Supplied data
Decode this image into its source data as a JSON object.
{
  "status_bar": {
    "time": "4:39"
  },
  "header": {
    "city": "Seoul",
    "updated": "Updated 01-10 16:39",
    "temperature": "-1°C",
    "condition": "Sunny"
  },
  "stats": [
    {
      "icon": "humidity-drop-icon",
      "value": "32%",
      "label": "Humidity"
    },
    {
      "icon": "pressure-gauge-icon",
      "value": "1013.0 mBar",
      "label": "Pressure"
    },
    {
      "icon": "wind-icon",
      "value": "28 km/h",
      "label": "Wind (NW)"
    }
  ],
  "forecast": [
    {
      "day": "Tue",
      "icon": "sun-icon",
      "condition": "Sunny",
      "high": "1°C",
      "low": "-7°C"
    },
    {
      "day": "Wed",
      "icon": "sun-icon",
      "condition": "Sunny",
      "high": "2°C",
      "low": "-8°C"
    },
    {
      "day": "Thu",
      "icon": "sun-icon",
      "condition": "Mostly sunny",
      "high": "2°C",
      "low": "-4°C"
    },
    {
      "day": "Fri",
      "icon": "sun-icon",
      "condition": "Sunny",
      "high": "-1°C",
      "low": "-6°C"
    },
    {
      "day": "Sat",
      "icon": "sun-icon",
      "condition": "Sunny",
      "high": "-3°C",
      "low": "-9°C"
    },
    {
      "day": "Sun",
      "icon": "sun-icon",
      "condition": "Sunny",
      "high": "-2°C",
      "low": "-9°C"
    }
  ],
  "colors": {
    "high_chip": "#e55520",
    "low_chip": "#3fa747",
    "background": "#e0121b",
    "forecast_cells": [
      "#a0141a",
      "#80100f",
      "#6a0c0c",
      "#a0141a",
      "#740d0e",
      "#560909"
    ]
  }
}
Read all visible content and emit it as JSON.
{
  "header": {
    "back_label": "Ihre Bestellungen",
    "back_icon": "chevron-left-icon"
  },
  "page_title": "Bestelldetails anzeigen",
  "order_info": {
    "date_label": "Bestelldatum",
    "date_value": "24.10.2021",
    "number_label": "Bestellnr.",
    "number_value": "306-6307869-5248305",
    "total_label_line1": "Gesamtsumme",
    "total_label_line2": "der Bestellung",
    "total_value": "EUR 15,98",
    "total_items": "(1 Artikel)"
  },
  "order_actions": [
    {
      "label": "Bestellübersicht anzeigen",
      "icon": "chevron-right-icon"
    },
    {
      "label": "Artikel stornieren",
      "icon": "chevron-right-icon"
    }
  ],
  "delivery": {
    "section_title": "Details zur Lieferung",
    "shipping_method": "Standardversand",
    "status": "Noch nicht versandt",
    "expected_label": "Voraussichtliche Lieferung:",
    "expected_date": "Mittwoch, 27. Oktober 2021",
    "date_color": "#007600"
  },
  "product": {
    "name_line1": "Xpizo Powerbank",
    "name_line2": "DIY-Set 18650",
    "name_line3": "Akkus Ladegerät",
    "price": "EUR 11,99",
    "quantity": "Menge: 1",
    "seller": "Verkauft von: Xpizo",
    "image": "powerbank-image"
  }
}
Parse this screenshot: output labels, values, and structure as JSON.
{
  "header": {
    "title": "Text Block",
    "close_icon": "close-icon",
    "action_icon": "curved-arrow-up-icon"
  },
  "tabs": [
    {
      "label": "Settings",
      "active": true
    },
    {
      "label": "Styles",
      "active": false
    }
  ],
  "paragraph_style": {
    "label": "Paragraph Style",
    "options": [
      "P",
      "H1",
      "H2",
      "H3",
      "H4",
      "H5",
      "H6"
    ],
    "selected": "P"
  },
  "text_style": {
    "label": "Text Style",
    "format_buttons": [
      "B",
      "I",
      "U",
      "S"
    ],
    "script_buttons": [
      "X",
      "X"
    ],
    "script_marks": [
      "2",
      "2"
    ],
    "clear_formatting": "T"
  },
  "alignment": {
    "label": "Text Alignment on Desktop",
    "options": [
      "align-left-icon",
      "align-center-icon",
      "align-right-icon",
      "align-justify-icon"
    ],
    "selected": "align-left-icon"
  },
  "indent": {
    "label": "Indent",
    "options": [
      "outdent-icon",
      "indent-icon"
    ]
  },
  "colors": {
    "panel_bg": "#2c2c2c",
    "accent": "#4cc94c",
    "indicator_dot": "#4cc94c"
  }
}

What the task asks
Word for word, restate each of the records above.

Solution
Decode this image into its source data as a JSON object.
{
  "status_bar": {
    "time": "4:39"
  },
  "header": {
    "city": "Seoul",
    "updated": "Updated 01-10 16:39",
    "temperature": "-1°C",
    "condition": "Sunny"
  },
  "stats": [
    {
      "icon": "humidity-drop-icon",
      "value": "32%",
      "label": "Humidity"
    },
    {
      "icon": "pressure-gauge-icon",
      "value": "1013.0 mBar",
      "label": "Pressure"
    },
    {
      "icon": "wind-icon",
      "value": "28 km/h",
      "label": "Wind (NW)"
    }
  ],
  "forecast": [
    {
      "day": "Tue",
      "icon": "sun-icon",
      "condition": "Sunny",
      "high": "1°C",
      "low": "-7°C"
    },
    {
      "day": "Wed",
      "icon": "sun-icon",
      "condition": "Sunny",
      "high": "2°C",
      "low": "-8°C"
    },
    {
      "day": "Thu",
      "icon": "sun-icon",
      "condition": "Mostly sunny",
      "high": "2°C",
      "low": "-4°C"
    },
    {
      "day": "Fri",
      "icon": "sun-icon",
      "condition": "Sunny",
      "high": "-1°C",
      "low": "-6°C"
    },
    {
      "day": "Sat",
      "icon": "sun-icon",
      "condition": "Sunny",
      "high": "-3°C",
      "low": "-9°C"
    },
    {
      "day": "Sun",
      "icon": "sun-icon",
      "condition": "Sunny",
      "high": "-2°C",
      "low": "-9°C"
    }
  ],
  "colors": {
    "high_chip": "#e55520",
    "low_chip": "#3fa747",
    "background": "#e0121b",
    "forecast_cells": [
      "#a0141a",
      "#80100f",
      "#6a0c0c",
      "#a0141a",
      "#740d0e",
      "#560909"
    ]
  }
}
Read all visible content and emit it as JSON.
{
  "header": {
    "back_label": "Ihre Bestellungen",
    "back_icon": "chevron-left-icon"
  },
  "page_title": "Bestelldetails anzeigen",
  "order_info": {
    "date_label": "Bestelldatum",
    "date_value": "24.10.2021",
    "number_label": "Bestellnr.",
    "number_value": "306-6307869-5248305",
    "total_label_line1": "Gesamtsumme",
    "total_label_line2": "der Bestellung",
    "total_value": "EUR 15,98",
    "total_items": "(1 Artikel)"
  },
  "order_actions": [
    {
      "label": "Bestellübersicht anzeigen",
      "icon": "chevron-right-icon"
    },
    {
      "label": "Artikel stornieren",
      "icon": "chevron-right-icon"
    }
  ],
  "delivery": {
    "section_title": "Details zur Lieferung",
    "shipping_method": "Standardversand",
    "status": "Noch nicht versandt",
    "expected_label": "Voraussichtliche Lieferung:",
    "expected_date": "Mittwoch, 27. Oktober 2021",
    "date_color": "#007600"
  },
  "product": {
    "name_line1": "Xpizo Powerbank",
    "name_line2": "DIY-Set 18650",
    "name_line3": "Akkus Ladegerät",
    "price": "EUR 11,99",
    "quantity": "Menge: 1",
    "seller": "Verkauft von: Xpizo",
    "image": "powerbank-image"
  }
}
Parse this screenshot: output labels, values, and structure as JSON.
{
  "header": {
    "title": "Text Block",
    "close_icon": "close-icon",
    "action_icon": "curved-arrow-up-icon"
  },
  "tabs": [
    {
      "label": "Settings",
      "active": true
    },
    {
      "label": "Styles",
      "active": false
    }
  ],
  "paragraph_style": {
    "label": "Paragraph Style",
    "options": [
      "P",
      "H1",
      "H2",
      "H3",
      "H4",
      "H5",
      "H6"
    ],
    "selected": "P"
  },
  "text_style": {
    "label": "Text Style",
    "format_buttons": [
      "B",
      "I",
      "U",
      "S"
    ],
    "script_buttons": [
      "X",
      "X"
    ],
    "script_marks": [
      "2",
      "2"
    ],
    "clear_formatting": "T"
  },
  "alignment": {
    "label": "Text Alignment on Desktop",
    "options": [
      "align-left-icon",
      "align-center-icon",
      "align-right-icon",
      "align-justify-icon"
    ],
    "selected": "align-left-icon"
  },
  "indent": {
    "label": "Indent",
    "options": [
      "outdent-icon",
      "indent-icon"
    ]
  },
  "colors": {
    "panel_bg": "#2c2c2c",
    "accent": "#4cc94c",
    "indicator_dot": "#4cc94c"
  }
}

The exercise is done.